The news isn’t all bad, though. Despite the unionization effort in Bessemer being voted down, there are some silver linings. The fact that Bessemer Amazon workers organized as extensively as they did, for instance, is historic in and of itself.

This is particularly true within a context of the anti-union culture that’s pervaded the U.S. and especially the South for decades. Over the past few years, unionization efforts by Volkswagen workers in Chattanooga, Tennessee and Nissan workers in Canton, Mississippi have drawn national attention.

NPR reported recently that during the Bessemer effort, Amazon workers and Black Lives Matter organizers forged important connections that are likely to carry forward. Several media outlets  reported that Bessemer also prompted a rush of inquiries to unions from workers wanting to know how to organize. 

A recent wave of successful unionization efforts in media and tech contribute to the larger story as well. The Alphabet Workers Union, created this January, for instance, has grown to over 700 members despite an organized effort by the company to discourage its formation. 

Finally, a 2020 poll by Gallup found that over 65% of Americans support unions, the highest rate since 2003.
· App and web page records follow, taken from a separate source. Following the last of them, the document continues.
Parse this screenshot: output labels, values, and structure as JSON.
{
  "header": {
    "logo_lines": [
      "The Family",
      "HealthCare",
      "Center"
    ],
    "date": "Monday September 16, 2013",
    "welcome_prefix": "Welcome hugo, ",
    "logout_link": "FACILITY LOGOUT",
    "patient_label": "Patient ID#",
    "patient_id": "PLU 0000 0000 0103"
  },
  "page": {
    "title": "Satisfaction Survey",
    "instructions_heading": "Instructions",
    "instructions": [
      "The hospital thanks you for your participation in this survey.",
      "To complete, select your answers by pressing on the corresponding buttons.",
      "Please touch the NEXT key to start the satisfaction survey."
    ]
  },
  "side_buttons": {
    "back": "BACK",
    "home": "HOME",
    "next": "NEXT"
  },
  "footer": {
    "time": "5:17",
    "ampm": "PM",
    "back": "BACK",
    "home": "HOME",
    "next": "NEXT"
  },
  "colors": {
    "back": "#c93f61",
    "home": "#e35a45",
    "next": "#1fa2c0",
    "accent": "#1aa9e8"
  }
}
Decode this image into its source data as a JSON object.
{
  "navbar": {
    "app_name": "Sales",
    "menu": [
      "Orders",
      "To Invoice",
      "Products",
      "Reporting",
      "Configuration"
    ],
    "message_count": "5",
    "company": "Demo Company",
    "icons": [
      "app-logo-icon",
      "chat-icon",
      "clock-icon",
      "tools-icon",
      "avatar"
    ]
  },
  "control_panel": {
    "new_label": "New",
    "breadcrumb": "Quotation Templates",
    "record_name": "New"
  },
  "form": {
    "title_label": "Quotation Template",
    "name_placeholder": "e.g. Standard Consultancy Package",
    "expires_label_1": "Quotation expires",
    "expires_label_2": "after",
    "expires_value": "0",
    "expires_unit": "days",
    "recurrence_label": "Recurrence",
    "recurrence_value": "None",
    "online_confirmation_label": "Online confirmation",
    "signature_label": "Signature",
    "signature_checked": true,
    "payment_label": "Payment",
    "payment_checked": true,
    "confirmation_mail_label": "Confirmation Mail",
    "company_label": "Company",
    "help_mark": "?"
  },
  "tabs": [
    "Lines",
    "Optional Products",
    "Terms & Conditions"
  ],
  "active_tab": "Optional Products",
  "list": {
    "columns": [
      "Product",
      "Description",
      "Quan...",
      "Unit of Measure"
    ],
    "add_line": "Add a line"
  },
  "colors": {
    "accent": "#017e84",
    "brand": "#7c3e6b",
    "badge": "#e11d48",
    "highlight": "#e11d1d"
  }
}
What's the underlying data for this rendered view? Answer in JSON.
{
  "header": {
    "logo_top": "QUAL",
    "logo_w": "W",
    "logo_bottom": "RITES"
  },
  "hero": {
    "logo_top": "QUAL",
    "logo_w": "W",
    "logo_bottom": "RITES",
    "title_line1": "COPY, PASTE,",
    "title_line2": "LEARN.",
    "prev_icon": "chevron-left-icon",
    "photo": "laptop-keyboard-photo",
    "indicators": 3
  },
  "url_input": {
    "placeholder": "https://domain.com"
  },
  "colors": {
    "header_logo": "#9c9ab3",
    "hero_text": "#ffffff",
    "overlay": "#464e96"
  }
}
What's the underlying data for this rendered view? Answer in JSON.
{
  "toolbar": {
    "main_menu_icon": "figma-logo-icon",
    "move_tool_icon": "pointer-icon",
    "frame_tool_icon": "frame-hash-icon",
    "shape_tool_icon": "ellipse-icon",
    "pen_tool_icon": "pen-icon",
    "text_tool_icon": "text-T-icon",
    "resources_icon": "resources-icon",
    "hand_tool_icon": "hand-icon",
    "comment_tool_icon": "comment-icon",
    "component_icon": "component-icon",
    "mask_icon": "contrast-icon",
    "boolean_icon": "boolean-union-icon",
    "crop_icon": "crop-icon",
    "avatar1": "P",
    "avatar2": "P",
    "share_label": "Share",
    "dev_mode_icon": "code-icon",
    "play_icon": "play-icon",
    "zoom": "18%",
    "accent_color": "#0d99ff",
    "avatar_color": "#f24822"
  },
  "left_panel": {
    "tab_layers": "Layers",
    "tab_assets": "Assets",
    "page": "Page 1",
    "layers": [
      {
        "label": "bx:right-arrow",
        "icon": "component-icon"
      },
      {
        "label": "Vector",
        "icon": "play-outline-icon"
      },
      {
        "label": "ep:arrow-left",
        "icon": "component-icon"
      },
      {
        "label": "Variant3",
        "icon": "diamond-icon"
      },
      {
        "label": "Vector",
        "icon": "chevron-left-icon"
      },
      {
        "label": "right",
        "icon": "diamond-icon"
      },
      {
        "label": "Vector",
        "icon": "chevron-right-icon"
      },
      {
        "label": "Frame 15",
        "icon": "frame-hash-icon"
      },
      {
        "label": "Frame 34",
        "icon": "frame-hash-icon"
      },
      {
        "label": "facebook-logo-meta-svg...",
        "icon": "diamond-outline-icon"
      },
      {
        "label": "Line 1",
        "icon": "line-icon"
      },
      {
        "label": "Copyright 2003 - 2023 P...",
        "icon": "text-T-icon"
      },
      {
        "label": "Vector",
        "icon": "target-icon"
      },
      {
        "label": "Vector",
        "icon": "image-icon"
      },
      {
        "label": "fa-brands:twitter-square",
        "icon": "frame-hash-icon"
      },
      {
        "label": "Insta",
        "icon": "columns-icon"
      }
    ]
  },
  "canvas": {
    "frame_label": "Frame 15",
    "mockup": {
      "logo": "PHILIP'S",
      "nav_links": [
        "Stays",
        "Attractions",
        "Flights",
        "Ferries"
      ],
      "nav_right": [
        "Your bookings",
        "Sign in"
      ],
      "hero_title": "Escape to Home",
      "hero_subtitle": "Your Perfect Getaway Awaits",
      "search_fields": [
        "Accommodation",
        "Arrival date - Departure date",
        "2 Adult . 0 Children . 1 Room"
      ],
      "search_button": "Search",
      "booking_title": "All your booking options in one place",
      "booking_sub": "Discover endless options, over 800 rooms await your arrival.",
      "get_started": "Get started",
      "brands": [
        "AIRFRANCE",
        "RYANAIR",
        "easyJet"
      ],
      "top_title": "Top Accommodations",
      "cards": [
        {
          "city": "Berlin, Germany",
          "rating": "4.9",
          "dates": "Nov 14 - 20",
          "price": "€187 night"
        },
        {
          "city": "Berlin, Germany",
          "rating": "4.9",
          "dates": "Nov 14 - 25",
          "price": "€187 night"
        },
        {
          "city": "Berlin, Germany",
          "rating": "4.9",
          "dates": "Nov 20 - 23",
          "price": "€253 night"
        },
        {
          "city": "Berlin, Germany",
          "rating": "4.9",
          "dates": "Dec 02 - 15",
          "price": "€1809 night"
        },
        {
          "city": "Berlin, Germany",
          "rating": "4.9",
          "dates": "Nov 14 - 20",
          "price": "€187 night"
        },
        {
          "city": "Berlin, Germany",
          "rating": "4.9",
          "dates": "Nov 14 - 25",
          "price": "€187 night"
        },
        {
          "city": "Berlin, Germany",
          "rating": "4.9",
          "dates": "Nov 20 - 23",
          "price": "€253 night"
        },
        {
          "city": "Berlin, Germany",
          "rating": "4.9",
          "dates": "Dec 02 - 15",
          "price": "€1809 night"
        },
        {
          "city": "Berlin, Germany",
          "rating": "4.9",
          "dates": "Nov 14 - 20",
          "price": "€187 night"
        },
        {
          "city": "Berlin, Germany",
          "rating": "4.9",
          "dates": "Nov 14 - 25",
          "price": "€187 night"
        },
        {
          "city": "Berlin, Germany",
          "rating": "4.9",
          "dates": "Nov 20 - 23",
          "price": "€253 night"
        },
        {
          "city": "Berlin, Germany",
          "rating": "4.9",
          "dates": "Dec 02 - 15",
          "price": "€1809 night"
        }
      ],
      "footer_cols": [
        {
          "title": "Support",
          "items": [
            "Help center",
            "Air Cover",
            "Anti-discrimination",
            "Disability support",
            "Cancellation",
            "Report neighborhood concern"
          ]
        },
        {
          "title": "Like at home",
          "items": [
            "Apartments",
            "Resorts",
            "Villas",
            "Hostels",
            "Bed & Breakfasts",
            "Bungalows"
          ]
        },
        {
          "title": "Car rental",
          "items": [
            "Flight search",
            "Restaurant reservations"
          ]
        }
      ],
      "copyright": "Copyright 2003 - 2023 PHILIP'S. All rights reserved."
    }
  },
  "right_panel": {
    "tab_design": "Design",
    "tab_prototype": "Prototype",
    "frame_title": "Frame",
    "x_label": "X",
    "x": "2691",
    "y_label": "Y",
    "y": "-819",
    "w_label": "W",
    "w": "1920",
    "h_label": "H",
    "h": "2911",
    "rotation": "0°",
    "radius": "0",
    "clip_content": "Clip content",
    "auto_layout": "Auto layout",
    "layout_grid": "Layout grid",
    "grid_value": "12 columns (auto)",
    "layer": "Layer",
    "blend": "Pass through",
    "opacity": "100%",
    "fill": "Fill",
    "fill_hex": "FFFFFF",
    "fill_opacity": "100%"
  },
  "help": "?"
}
What you can do to support workers

One big thing you can do right now to support workers who want to unionize is to contact some U.S. Senators and tell them you support the 2021 Protecting the Right to Organize Act (PRO).

If it becomes law, the PRO Act would make it much harder for companies like Amazon to engage in union busting actions exactly like the ones it used in Bessemer, Alabama. Companies could no longer mandate ‘captive audience’ meetings or retaliate against union organizers, for instance. Hefty fines would be imposed for violating terms.

This bill already passed the U.S. House in early March and is currently sitting with the Senate’s Health, Education, Labor, and Pensions Committee. The emphasis now should be on encouraging lawmakers to bring the bill to a vote. The following members of that committee have not yet expressed support for the bill. Give ‘em a call. Let them know what you think:

  • Richard Burr (North Carolina) - (202) 224-3154
  • Rand Paul (Kentucky) - (202) 224-4343
  • Susan Collins (Maine) - (202) 224-2523
  • Bill Cassidy (Louisianne) - (225) 929-7711
  • Lisa Murkowski (Arkansas) - (202) 224-6665
  • Mike Braun (Indiana) - (202) 224-4814
  • Roger Marshall (Kansas) - 202-224-4774
  • Tim Scott (South Carolina) - (803) 771- 6112
  • Mitt Romney (Utah) - (385) 264-7885
  • Tommy Tuberville (Alabama) - (202) 224-4124
  • Jerry Moran (Kansas) - (202) 224-6521

Fun fact: You don’t have to live in these senators’ states to let them know how you feel. In fact, one thing that’s always valid to say to lawmakers whether you live in their state/district or not is that if they don’t support the legislation, you’ll consider donating to their opponent in the next election. Cash knows no constituency!

Another thing you can do is contact Amazon to let them know how you feel about their union busting activities. We’ve set up this form that will let you send a quick email to the company and we’ll even make sure Amazon’s board gets a copy. Click here to write your message.

Other ways to make yourself heard

  • Tell conservative leaning, business-oriented organizations that you support employees’ right to unionize. These include:
    • The American Legislative Exchange Council (ALEC) is a collective of conservative legislators and private sector executives. Reach out to CEO Lisa B. Nelson at or President Michael Bowman at 
    • The US Chamber of Commerce, a lobbyist group working to create and influence legislation that benefits business owners. Reach out to USCC at or at
  • Let President Biden know you support his strong pro-union stance and encourage him to do what he can to back union organization efforts! You can use the White House’s contact form or call the US Department of Labor’s Union division at 202-691-6378
  • Educate yourself! AFL-CIO has tons of resources to better understand how unions support working people